read bio
California housing: Let the healing begin
By: Milken Institute
October 19, 2010
Are better times ahead for California's housing market? A panel of real estate experts at the State of the State Conference pondered whether affordability and low interest rates would carry the day, or whether continued unemployment would stifle the burgeoning recovery.

We've already cleared out a lot of inventory, noted the Milken Institute's Ross DeVol. In fact, California is well below the national average in terms of the months' supply of homes on the market. He cautioned that a national moratorium on foreclosures would be the fastest way imaginable to kill the momentum.

If we're not at the bottom, we're pretty close, said OneWest Bank CEO Steven T. Mnuchin, and that means we're eventually heading up. This time around, he feels that housing won't lead the economy. He emphasized that the priority has to be job creation -- the housing market will fully recover only when people feel more secure about their prospects. Mnuchin also said lenders have learned their lesson from the bubble years and are much more diligent about underwriting standards.
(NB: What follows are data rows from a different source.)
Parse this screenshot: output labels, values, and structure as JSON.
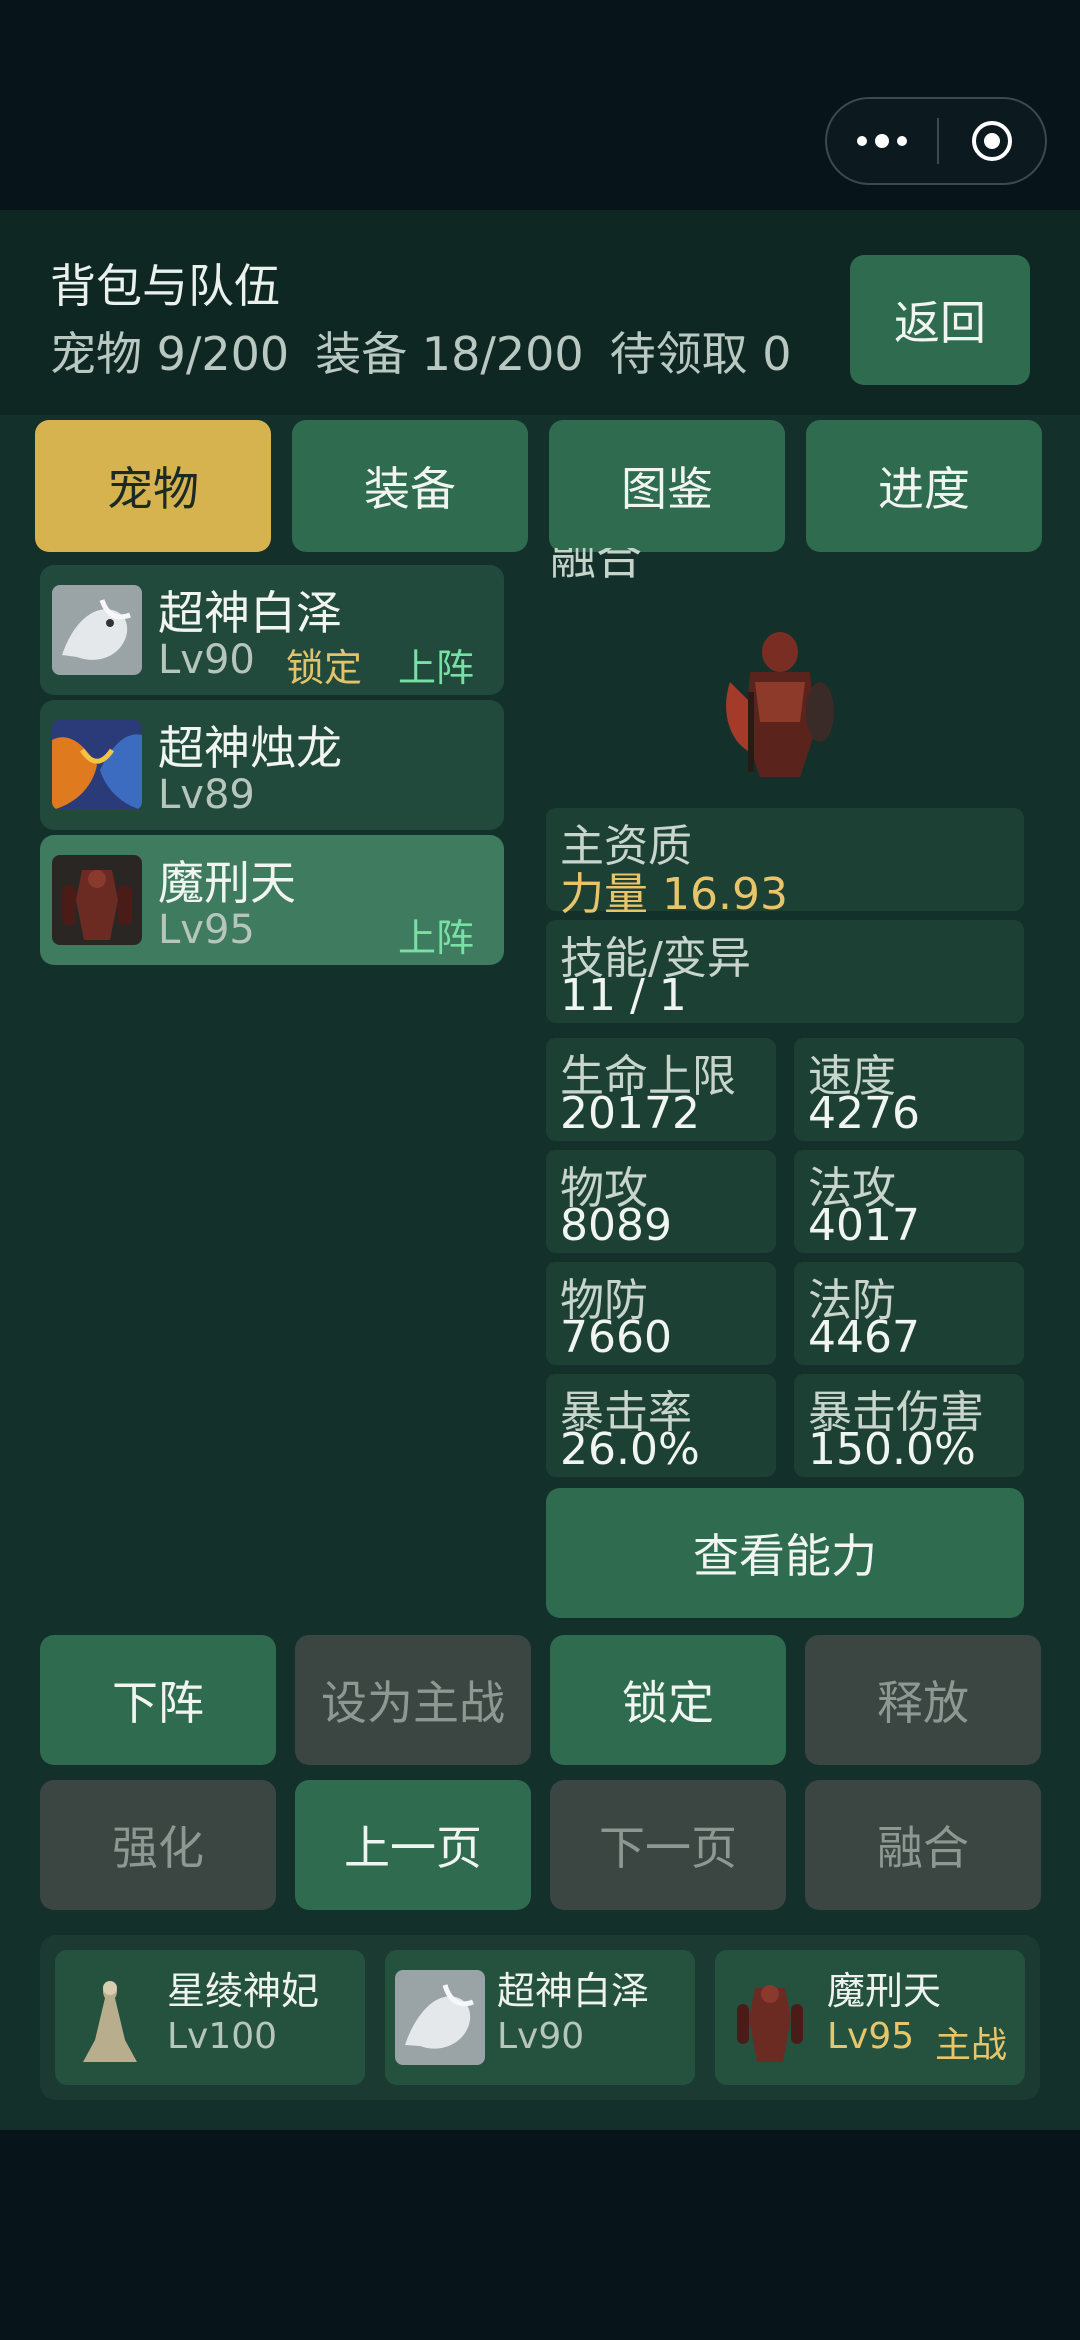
{
  "header": {
    "title": "背包与队伍",
    "pets_count": "宠物 9/200",
    "equip_count": "装备 18/200",
    "pending": "待领取 0",
    "back_label": "返回"
  },
  "tabs": [
    {
      "label": "宠物",
      "active": true
    },
    {
      "label": "装备"
    },
    {
      "label": "图鉴"
    },
    {
      "label": "进度"
    }
  ],
  "pet_list": [
    {
      "name": "超神白泽",
      "level": "Lv90",
      "locked": "锁定",
      "deployed": "上阵",
      "icon": "white-dragon-icon"
    },
    {
      "name": "超神烛龙",
      "level": "Lv89",
      "icon": "fire-dragon-icon"
    },
    {
      "name": "魔刑天",
      "level": "Lv95",
      "deployed": "上阵",
      "icon": "warrior-icon",
      "selected": true
    }
  ],
  "detail": {
    "title_partial": "融合",
    "main_quality_label": "主资质",
    "main_quality_value": "力量 16.93",
    "skills_label": "技能/变异",
    "skills_value": "11 / 1",
    "stats": [
      {
        "label": "生命上限",
        "value": "20172"
      },
      {
        "label": "速度",
        "value": "4276"
      },
      {
        "label": "物攻",
        "value": "8089"
      },
      {
        "label": "法攻",
        "value": "4017"
      },
      {
        "label": "物防",
        "value": "7660"
      },
      {
        "label": "法防",
        "value": "4467"
      },
      {
        "label": "暴击率",
        "value": "26.0%"
      },
      {
        "label": "暴击伤害",
        "value": "150.0%"
      }
    ],
    "view_ability_label": "查看能力"
  },
  "actions": {
    "row1": [
      "下阵",
      "设为主战",
      "锁定",
      "释放"
    ],
    "row2": [
      "强化",
      "上一页",
      "下一页",
      "融合"
    ]
  },
  "team": [
    {
      "name": "星绫神妃",
      "level": "Lv100"
    },
    {
      "name": "超神白泽",
      "level": "Lv90"
    },
    {
      "name": "魔刑天",
      "level": "Lv95",
      "main": "主战"
    }
  ],
  "colors": {
    "accent_green": "#2e6b4f",
    "active_tab": "#d6b34f",
    "gold_text": "#e8c56b",
    "deploy_text": "#78e0a4"
  }
}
The market will come back at some point, insisted Emile Haddad, CEO of FivePoint Communities, and that favors investors who can wait things out. He noted that construction permits for new single-family homes are at lows not seen in decades. This restricted supply means prices will eventually rise, especially when inflation kicks in.
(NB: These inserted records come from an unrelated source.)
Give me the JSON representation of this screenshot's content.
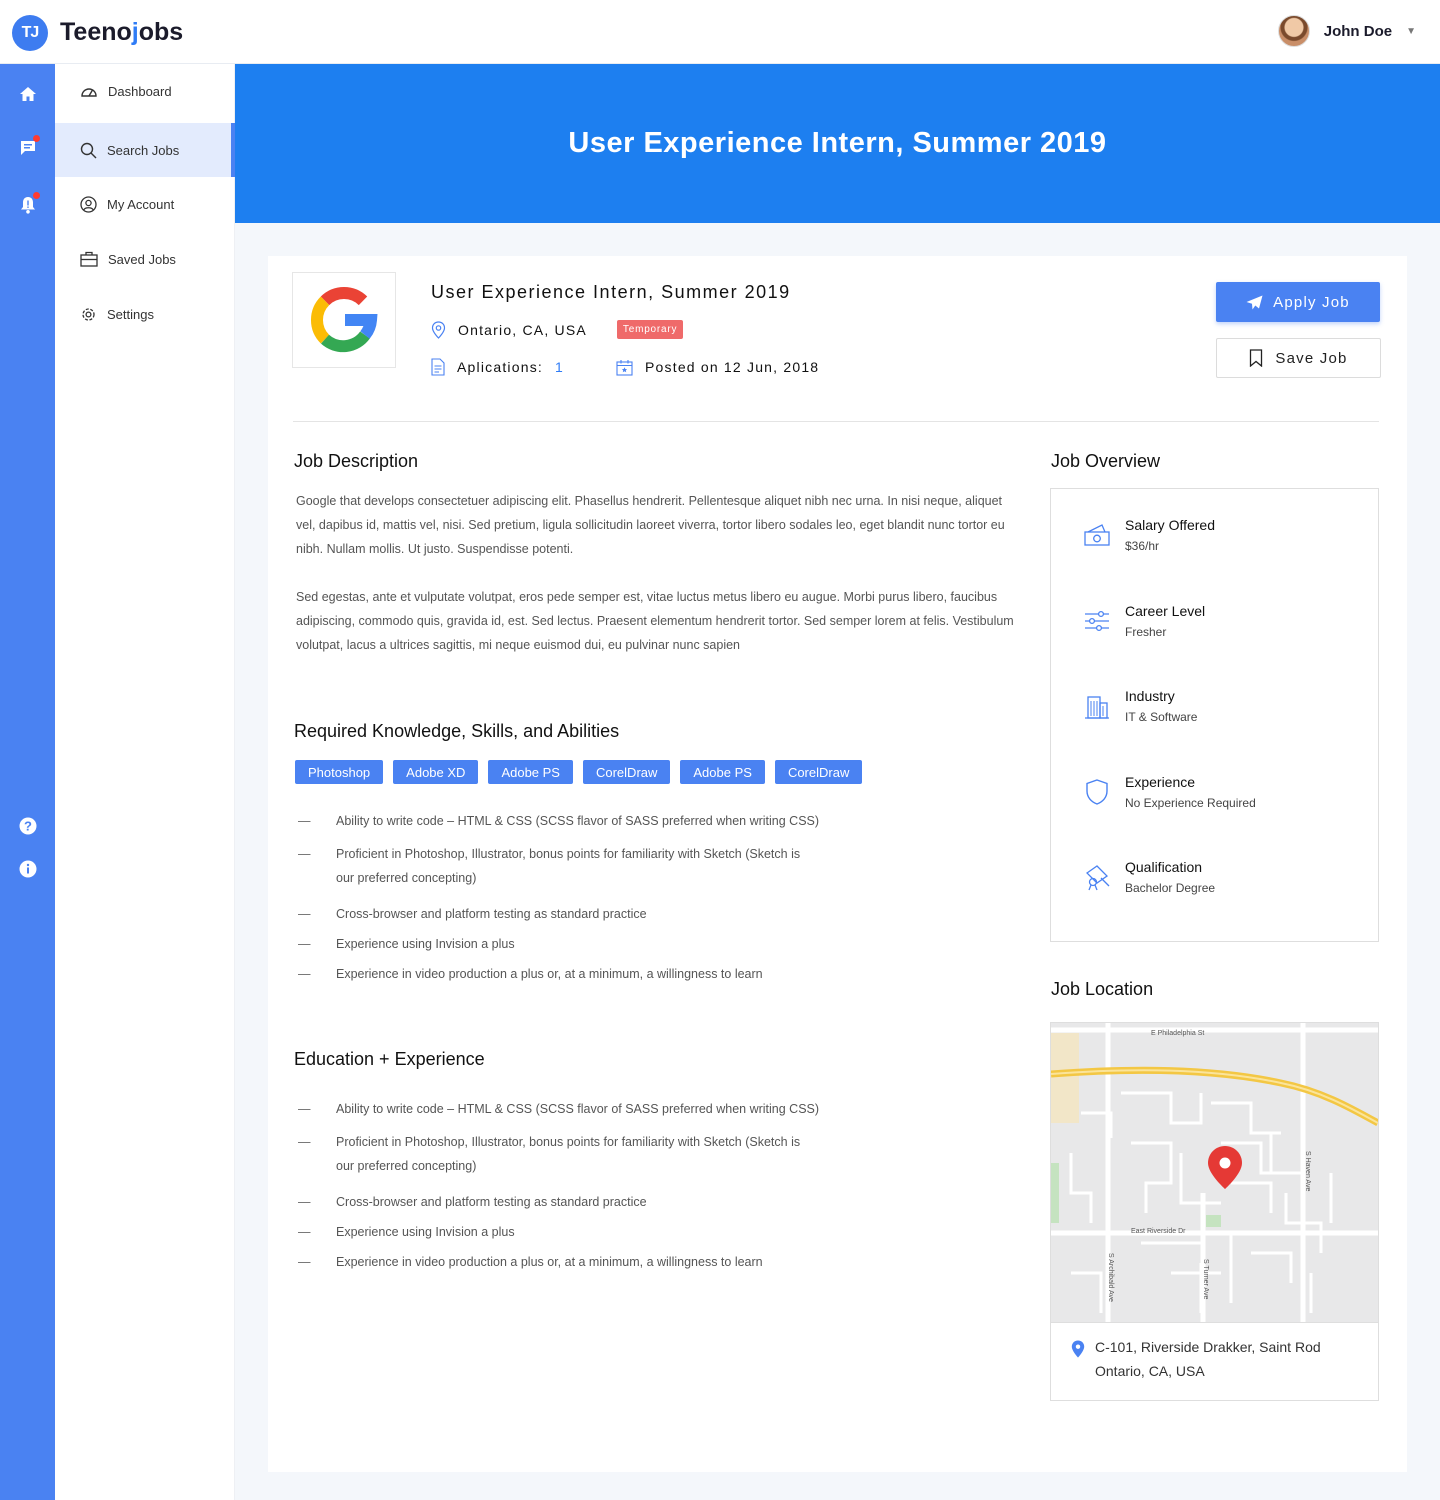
{
  "brand": {
    "name_prefix": "Teeno",
    "name_accent": "j",
    "name_suffix": "obs",
    "badge": "TJ"
  },
  "user": {
    "name": "John Doe"
  },
  "sidebar": {
    "items": [
      {
        "label": "Dashboard",
        "icon": "dashboard-icon"
      },
      {
        "label": "Search Jobs",
        "icon": "search-icon",
        "active": true
      },
      {
        "label": "My Account",
        "icon": "account-icon"
      },
      {
        "label": "Saved Jobs",
        "icon": "briefcase-icon"
      },
      {
        "label": "Settings",
        "icon": "gear-icon"
      }
    ]
  },
  "hero": {
    "title": "User Experience Intern, Summer 2019"
  },
  "job": {
    "title": "User Experience Intern, Summer 2019",
    "location": "Ontario, CA, USA",
    "type_badge": "Temporary",
    "applications_label": "Aplications:",
    "applications_count": "1",
    "posted": "Posted on 12 Jun, 2018",
    "apply_label": "Apply Job",
    "save_label": "Save Job"
  },
  "description": {
    "title": "Job Description",
    "p1": "Google that develops consectetuer adipiscing elit. Phasellus hendrerit. Pellentesque aliquet nibh nec urna. In nisi neque, aliquet vel, dapibus id, mattis vel, nisi. Sed pretium, ligula sollicitudin laoreet viverra, tortor libero sodales leo, eget blandit nunc tortor eu nibh. Nullam mollis. Ut justo. Suspendisse potenti.",
    "p2": "Sed egestas, ante et vulputate volutpat, eros pede semper est, vitae luctus metus libero eu augue. Morbi purus libero, faucibus adipiscing, commodo quis, gravida id, est. Sed lectus. Praesent elementum hendrerit tortor. Sed semper lorem at felis. Vestibulum volutpat, lacus a ultrices sagittis, mi neque euismod dui, eu pulvinar nunc sapien"
  },
  "skills": {
    "title": "Required Knowledge, Skills, and Abilities",
    "tags": [
      "Photoshop",
      "Adobe XD",
      "Adobe PS",
      "CorelDraw",
      "Adobe PS",
      "CorelDraw"
    ],
    "bullets": [
      "Ability to write code – HTML & CSS (SCSS flavor of SASS preferred when writing CSS)",
      "Proficient in Photoshop, Illustrator, bonus points for familiarity with Sketch (Sketch is our preferred concepting)",
      "Cross-browser and platform testing as standard practice",
      "Experience using Invision a plus",
      "Experience in video production a plus or, at a minimum, a willingness to learn"
    ]
  },
  "education": {
    "title": "Education + Experience",
    "bullets": [
      "Ability to write code – HTML & CSS (SCSS flavor of SASS preferred when writing CSS)",
      "Proficient in Photoshop, Illustrator, bonus points for familiarity with Sketch (Sketch is our preferred concepting)",
      "Cross-browser and platform testing as standard practice",
      "Experience using Invision a plus",
      "Experience in video production a plus or, at a minimum, a willingness to learn"
    ]
  },
  "overview": {
    "title": "Job Overview",
    "items": [
      {
        "label": "Salary Offered",
        "value": "$36/hr",
        "icon": "salary-icon"
      },
      {
        "label": "Career Level",
        "value": "Fresher",
        "icon": "sliders-icon"
      },
      {
        "label": "Industry",
        "value": "IT & Software",
        "icon": "building-icon"
      },
      {
        "label": "Experience",
        "value": "No Experience Required",
        "icon": "shield-icon"
      },
      {
        "label": "Qualification",
        "value": "Bachelor Degree",
        "icon": "diploma-icon"
      }
    ]
  },
  "location": {
    "title": "Job Location",
    "address_line1": "C-101, Riverside Drakker, Saint Rod",
    "address_line2": "Ontario, CA, USA",
    "map_labels": {
      "street1": "E Philadelphia St",
      "street2": "East Riverside Dr",
      "street3": "S Haven Ave",
      "street4": "S Archibald Ave",
      "street5": "S Turner Ave"
    }
  },
  "colors": {
    "primary": "#4a82f2",
    "hero": "#1d7ff0",
    "badge": "#ef6a6a",
    "pin": "#e53935"
  }
}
Bert Selva, CEO of Shea Homes, followed up Haddad's point regarding new home construction, noting that his own firm went through a period of painful layoffs. He believes the housing market is getting better, though it remains sluggish. Selva thinks that uncertainty and a desire to time the market is keeping buyers on the sidelines.

Market ups and down have happened many times before, said Steve Goddard, president of the California Association of Realtors. He believes there are fantastic opportunities for first-time buyers. When distressed properties are priced correctly, sellers are receiving multiple offers.

Panelists agreed that interest rates are likely to stay at or near their historic lows for the foreseeable future. The market is stabilizing and we are taking steps in the right direction, but it will take more time to work our way through foreclosures. Now the task is to create jobs and confidence. Once that happens, predicted Goddad, "California will lead the nation out of this."